*** Opening Data to examine ***
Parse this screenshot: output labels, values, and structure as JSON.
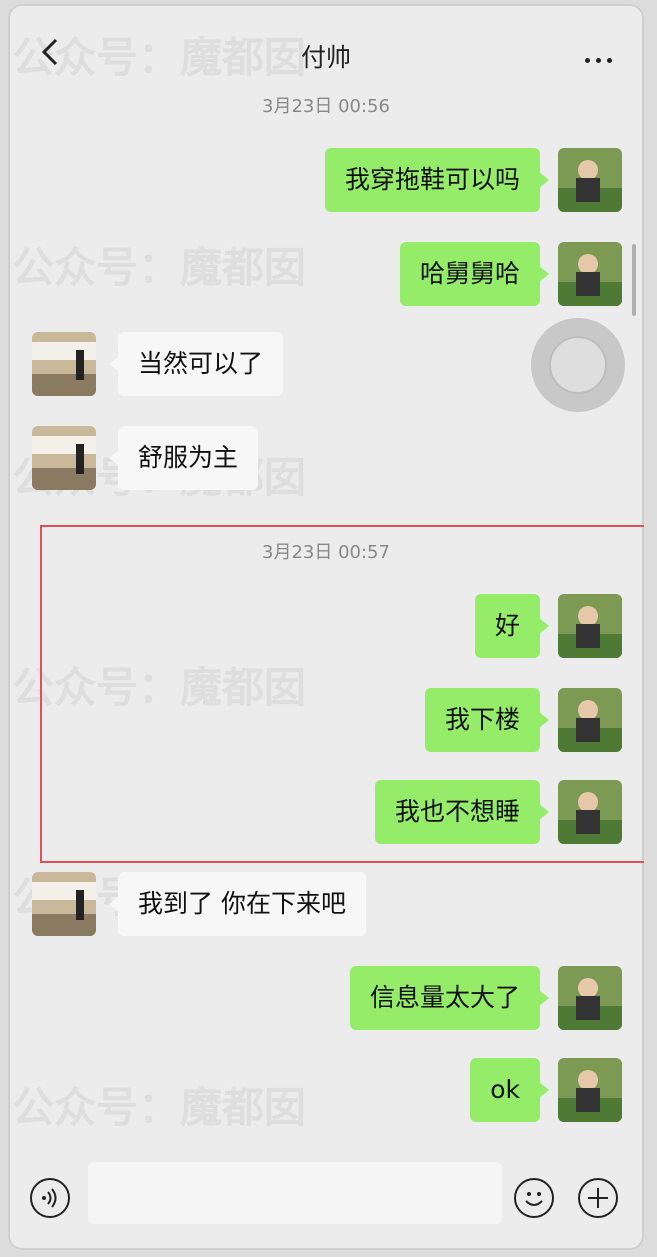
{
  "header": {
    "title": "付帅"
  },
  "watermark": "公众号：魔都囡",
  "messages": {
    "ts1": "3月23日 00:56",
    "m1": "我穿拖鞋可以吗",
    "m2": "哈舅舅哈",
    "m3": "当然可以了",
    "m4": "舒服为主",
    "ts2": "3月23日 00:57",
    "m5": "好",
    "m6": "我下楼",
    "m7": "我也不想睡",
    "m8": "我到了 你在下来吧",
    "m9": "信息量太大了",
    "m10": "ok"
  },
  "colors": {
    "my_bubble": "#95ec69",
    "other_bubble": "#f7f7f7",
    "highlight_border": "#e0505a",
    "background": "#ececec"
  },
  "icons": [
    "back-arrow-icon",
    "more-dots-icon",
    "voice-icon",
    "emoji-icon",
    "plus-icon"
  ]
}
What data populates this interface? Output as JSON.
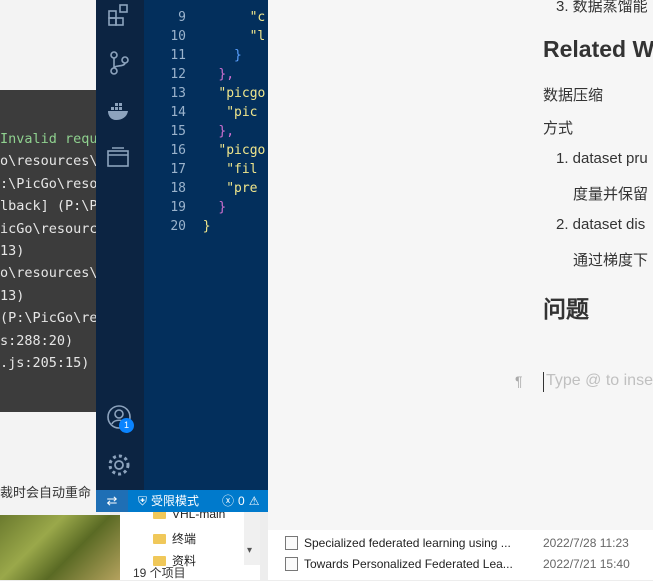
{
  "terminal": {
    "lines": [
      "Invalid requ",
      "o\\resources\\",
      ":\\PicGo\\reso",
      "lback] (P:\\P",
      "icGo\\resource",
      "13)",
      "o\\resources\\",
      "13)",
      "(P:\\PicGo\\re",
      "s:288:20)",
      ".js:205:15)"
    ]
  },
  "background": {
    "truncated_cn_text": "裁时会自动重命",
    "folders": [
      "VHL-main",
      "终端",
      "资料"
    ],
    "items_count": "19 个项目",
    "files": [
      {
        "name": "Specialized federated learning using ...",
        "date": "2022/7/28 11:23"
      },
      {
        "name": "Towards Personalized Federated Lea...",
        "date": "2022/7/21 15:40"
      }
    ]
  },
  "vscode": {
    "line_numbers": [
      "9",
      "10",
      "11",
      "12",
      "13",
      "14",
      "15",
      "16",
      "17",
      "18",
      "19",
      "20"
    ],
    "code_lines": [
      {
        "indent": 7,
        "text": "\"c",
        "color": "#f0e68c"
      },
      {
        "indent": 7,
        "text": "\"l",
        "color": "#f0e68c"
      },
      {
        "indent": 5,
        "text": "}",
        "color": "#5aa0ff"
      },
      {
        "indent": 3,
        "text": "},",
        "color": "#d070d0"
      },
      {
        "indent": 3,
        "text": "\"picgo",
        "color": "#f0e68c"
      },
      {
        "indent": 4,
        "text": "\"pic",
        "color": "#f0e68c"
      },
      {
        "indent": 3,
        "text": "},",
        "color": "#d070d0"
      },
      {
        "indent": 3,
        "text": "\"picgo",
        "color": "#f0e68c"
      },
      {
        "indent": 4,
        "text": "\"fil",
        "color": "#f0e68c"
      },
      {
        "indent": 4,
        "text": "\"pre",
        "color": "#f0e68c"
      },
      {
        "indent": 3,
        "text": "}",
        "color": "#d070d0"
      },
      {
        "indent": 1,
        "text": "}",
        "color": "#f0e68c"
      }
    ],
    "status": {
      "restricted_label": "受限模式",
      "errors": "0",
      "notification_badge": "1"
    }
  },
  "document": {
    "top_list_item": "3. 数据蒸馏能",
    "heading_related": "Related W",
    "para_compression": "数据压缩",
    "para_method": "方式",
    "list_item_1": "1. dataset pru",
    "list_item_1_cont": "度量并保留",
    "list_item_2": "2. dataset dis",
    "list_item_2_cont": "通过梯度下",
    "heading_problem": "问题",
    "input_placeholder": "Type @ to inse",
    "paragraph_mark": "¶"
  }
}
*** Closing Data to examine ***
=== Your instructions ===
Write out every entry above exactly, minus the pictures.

=== Your response ===
Parse this screenshot: output labels, values, and structure as JSON.
{
  "header": {
    "title": "付帅"
  },
  "watermark": "公众号：魔都囡",
  "messages": {
    "ts1": "3月23日 00:56",
    "m1": "我穿拖鞋可以吗",
    "m2": "哈舅舅哈",
    "m3": "当然可以了",
    "m4": "舒服为主",
    "ts2": "3月23日 00:57",
    "m5": "好",
    "m6": "我下楼",
    "m7": "我也不想睡",
    "m8": "我到了 你在下来吧",
    "m9": "信息量太大了",
    "m10": "ok"
  },
  "colors": {
    "my_bubble": "#95ec69",
    "other_bubble": "#f7f7f7",
    "highlight_border": "#e0505a",
    "background": "#ececec"
  },
  "icons": [
    "back-arrow-icon",
    "more-dots-icon",
    "voice-icon",
    "emoji-icon",
    "plus-icon"
  ]
}
What data populates this interface? Output as JSON.
{
  "terminal": {
    "lines": [
      "Invalid requ",
      "o\\resources\\",
      ":\\PicGo\\reso",
      "lback] (P:\\P",
      "icGo\\resource",
      "13)",
      "o\\resources\\",
      "13)",
      "(P:\\PicGo\\re",
      "s:288:20)",
      ".js:205:15)"
    ]
  },
  "background": {
    "truncated_cn_text": "裁时会自动重命",
    "folders": [
      "VHL-main",
      "终端",
      "资料"
    ],
    "items_count": "19 个项目",
    "files": [
      {
        "name": "Specialized federated learning using ...",
        "date": "2022/7/28 11:23"
      },
      {
        "name": "Towards Personalized Federated Lea...",
        "date": "2022/7/21 15:40"
      }
    ]
  },
  "vscode": {
    "line_numbers": [
      "9",
      "10",
      "11",
      "12",
      "13",
      "14",
      "15",
      "16",
      "17",
      "18",
      "19",
      "20"
    ],
    "code_lines": [
      {
        "indent": 7,
        "text": "\"c",
        "color": "#f0e68c"
      },
      {
        "indent": 7,
        "text": "\"l",
        "color": "#f0e68c"
      },
      {
        "indent": 5,
        "text": "}",
        "color": "#5aa0ff"
      },
      {
        "indent": 3,
        "text": "},",
        "color": "#d070d0"
      },
      {
        "indent": 3,
        "text": "\"picgo",
        "color": "#f0e68c"
      },
      {
        "indent": 4,
        "text": "\"pic",
        "color": "#f0e68c"
      },
      {
        "indent": 3,
        "text": "},",
        "color": "#d070d0"
      },
      {
        "indent": 3,
        "text": "\"picgo",
        "color": "#f0e68c"
      },
      {
        "indent": 4,
        "text": "\"fil",
        "color": "#f0e68c"
      },
      {
        "indent": 4,
        "text": "\"pre",
        "color": "#f0e68c"
      },
      {
        "indent": 3,
        "text": "}",
        "color": "#d070d0"
      },
      {
        "indent": 1,
        "text": "}",
        "color": "#f0e68c"
      }
    ],
    "status": {
      "restricted_label": "受限模式",
      "errors": "0",
      "notification_badge": "1"
    }
  },
  "document": {
    "top_list_item": "3. 数据蒸馏能",
    "heading_related": "Related W",
    "para_compression": "数据压缩",
    "para_method": "方式",
    "list_item_1": "1. dataset pru",
    "list_item_1_cont": "度量并保留",
    "list_item_2": "2. dataset dis",
    "list_item_2_cont": "通过梯度下",
    "heading_problem": "问题",
    "input_placeholder": "Type @ to inse",
    "paragraph_mark": "¶"
  }
}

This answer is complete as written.